Facing 30, Bears linebacker Danny Trevathan slims down, speeds up for contract year
He’ll turn 30 in March. That age is a scary number in the NFL, particularly when you play on a team that will give out contracts to its young, dynamic players in the next year.
For young players, Danny Trevathan said, a day off is just that. They go home, lounge on the couch and wonder why they’re stiff the next day.
At 29, Trevathan is not a young player.
“Now an off day means off to my own time, taking care of myself,” he said.
The Bears inside linebacker stretches, does yoga, works out, plays with his kids and cooks. It’s all part of preserving his body as he gets older — especially the cooking.
Trevathan changed his diet in the offseason, ditching bread and combining elements of offseason eating that had worked for him in the past.

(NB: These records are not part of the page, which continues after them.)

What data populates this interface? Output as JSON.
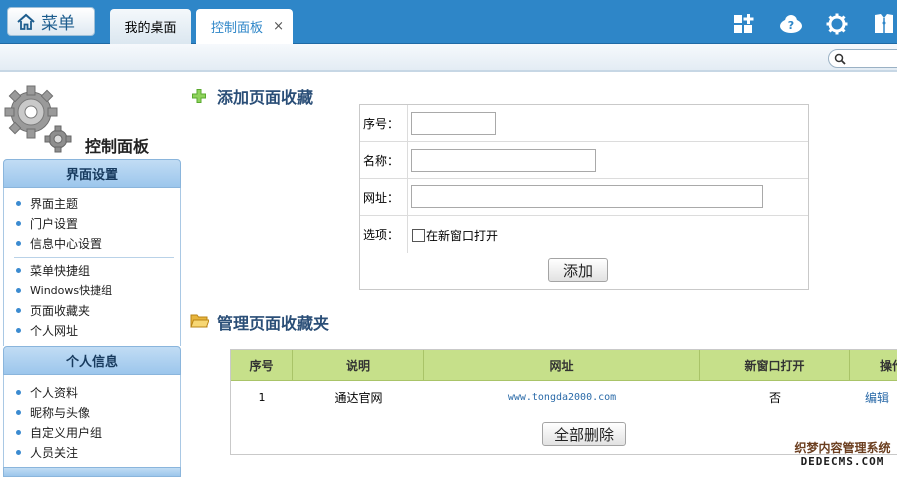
{
  "topbar": {
    "menu_label": "菜单",
    "tabs": [
      {
        "label": "我的桌面"
      },
      {
        "label": "控制面板",
        "close": "×"
      }
    ],
    "icons": [
      "add-tile-icon",
      "help-cloud-icon",
      "gear-icon",
      "user-icon"
    ]
  },
  "sidebar": {
    "title": "控制面板",
    "groups": [
      {
        "header": "界面设置",
        "items": [
          {
            "label": "界面主题"
          },
          {
            "label": "门户设置"
          },
          {
            "label": "信息中心设置"
          },
          {
            "label": "菜单快捷组"
          },
          {
            "label": "Windows快捷组"
          },
          {
            "label": "页面收藏夹"
          },
          {
            "label": "个人网址"
          }
        ]
      },
      {
        "header": "个人信息",
        "items": [
          {
            "label": "个人资料"
          },
          {
            "label": "昵称与头像"
          },
          {
            "label": "自定义用户组"
          },
          {
            "label": "人员关注"
          }
        ]
      }
    ]
  },
  "add_section": {
    "title": "添加页面收藏",
    "fields": [
      {
        "label": "序号：",
        "value": ""
      },
      {
        "label": "名称：",
        "value": ""
      },
      {
        "label": "网址：",
        "value": ""
      },
      {
        "label": "选项：",
        "checkbox_label": "在新窗口打开",
        "checked": false
      }
    ],
    "submit_label": "添加"
  },
  "manage_section": {
    "title": "管理页面收藏夹",
    "columns": [
      "序号",
      "说明",
      "网址",
      "新窗口打开",
      "操作"
    ],
    "rows": [
      {
        "index": "1",
        "desc": "通达官网",
        "url": "www.tongda2000.com",
        "new_window": "否",
        "action": "编辑"
      }
    ],
    "delete_all_label": "全部删除"
  },
  "watermark": {
    "line1": "织梦内容管理系统",
    "line2": "DEDECMS.COM"
  },
  "colors": {
    "topbar": "#2e86c8",
    "table_header": "#c6e08a",
    "link": "#2a6aa8"
  }
}
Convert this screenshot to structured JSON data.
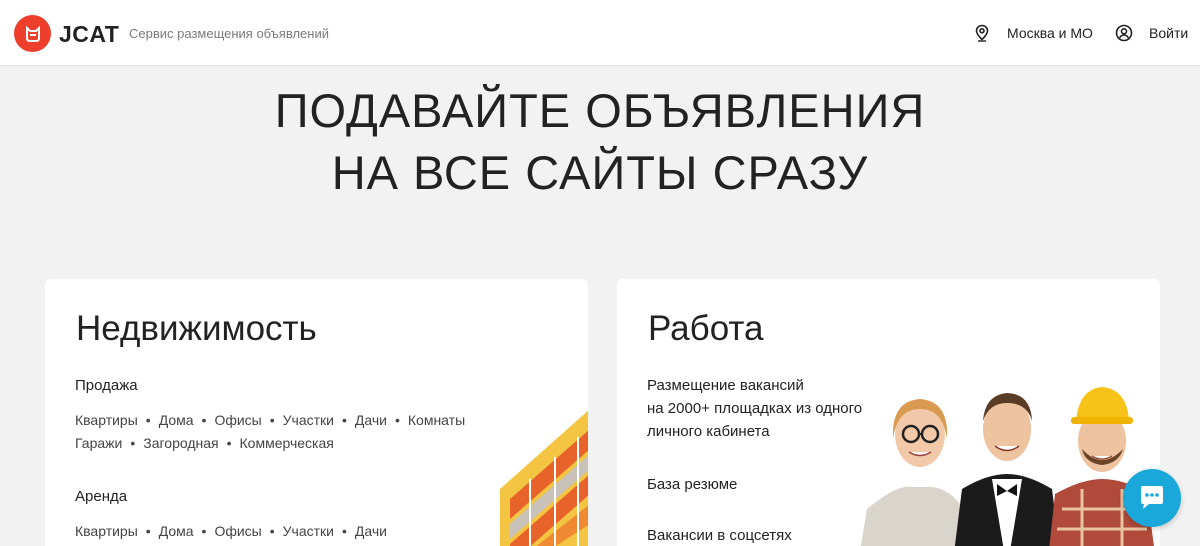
{
  "header": {
    "logo_text": "JCAT",
    "tagline": "Сервис размещения объявлений",
    "location": "Москва и МО",
    "login": "Войти"
  },
  "hero": {
    "line1": "ПОДАВАЙТЕ ОБЪЯВЛЕНИЯ",
    "line2": "НА ВСЕ САЙТЫ СРАЗУ"
  },
  "realty": {
    "title": "Недвижимость",
    "sale_title": "Продажа",
    "sale_links_row1": [
      "Квартиры",
      "Дома",
      "Офисы",
      "Участки",
      "Дачи",
      "Комнаты"
    ],
    "sale_links_row2": [
      "Гаражи",
      "Загородная",
      "Коммерческая"
    ],
    "rent_title": "Аренда",
    "rent_links": [
      "Квартиры",
      "Дома",
      "Офисы",
      "Участки",
      "Дачи"
    ]
  },
  "jobs": {
    "title": "Работа",
    "line1": "Размещение вакансий",
    "line2": "на 2000+ площадках из одного",
    "line3": "личного кабинета",
    "resume": "База резюме",
    "social": "Вакансии в соцсетях"
  },
  "colors": {
    "brand": "#ee3f2c",
    "chat": "#1aa7d9",
    "background": "#f2f2f2"
  }
}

He doesn’t eat anything with more than two legs.
“It’s all about being strict on it and being sound with it,” he said. “It’s like practicing every day to be better at football.”
He focused on explosive workouts this offseason. He ate chicken, turkey and fish for dinner. His favorite dish to cook is chicken curry — heavy on the spice — though he backs down on the fire during the season. He grills chicken and makes turkey with rice. Then there’s the fish. He eats salmon, trout, grouper, snapper and walleye. He started eating halibut at his grandma’s suggestion.
The result: He’s down from around 13 percent body fat to 8 percent.
“Health is wealth,” he said.
That has never been more true than this season. Entering the last year of a four-year, $28 million contract, Trevathan will be a free agent in March. He’ll turn 30 the same month — a scary number in the NFL, particularly when you play on a team that will give out contracts to its young, dynamic players in the next year.
“People look at sacrifice as a bad thing,” Trevathan said. “It’s a great thing — because it’s about your future. Sacrifice now to reap the benefits later. When you sacrifice stuff, you do with a full heart.”
It’s not easy. It has been forever since he has had a steak.
“Anything worth it is going to be hard,” he said. “You have to be professional. You have to know when to say no about that stuff. But I don’t play — not when I’m talking about my body.”
Trevathan — who played all 16 games last year for the first time since 2013 — feels faster.
“They haven’t seen me open it up yet,” he said. “But I have some wheels.”
Inside linebackers coach Mark DeLeone said he has seen Trevathan take care of his body every single day. Coach Matt Nagy has noticed the linebacker’s quickness when he covers running backs in practice.
“These guys, as they get older, their knees start getting beat up — sometimes you can get overweight,” Nagy said. “He’s done the exact opposite. He’s flashing on tape, and that’s a great thing.”
A Super Bowl champion, Trevathan knows how precious a promising team can be. After winning only a quarter of his games in his first two years with the Bears, Trevathan relishes the potential of a team that went 12-4 last year.
“It’s the most important year,” he said, “because it’s all we have.“
It’s another chance, too, to make a statement about his own career.
“I want to be the best person I can be,” he said. “I want to be the best linebacker in the league. I want to leave no doubts in people’s minds.
“I’ve been doing it for a while and I’m still one of the best at it. And I want to be the best when I retire or when I’m done playing football. I want to put a staple in it and have some fun this year and stay healthy the whole time, fly around and make some plays in this defense.”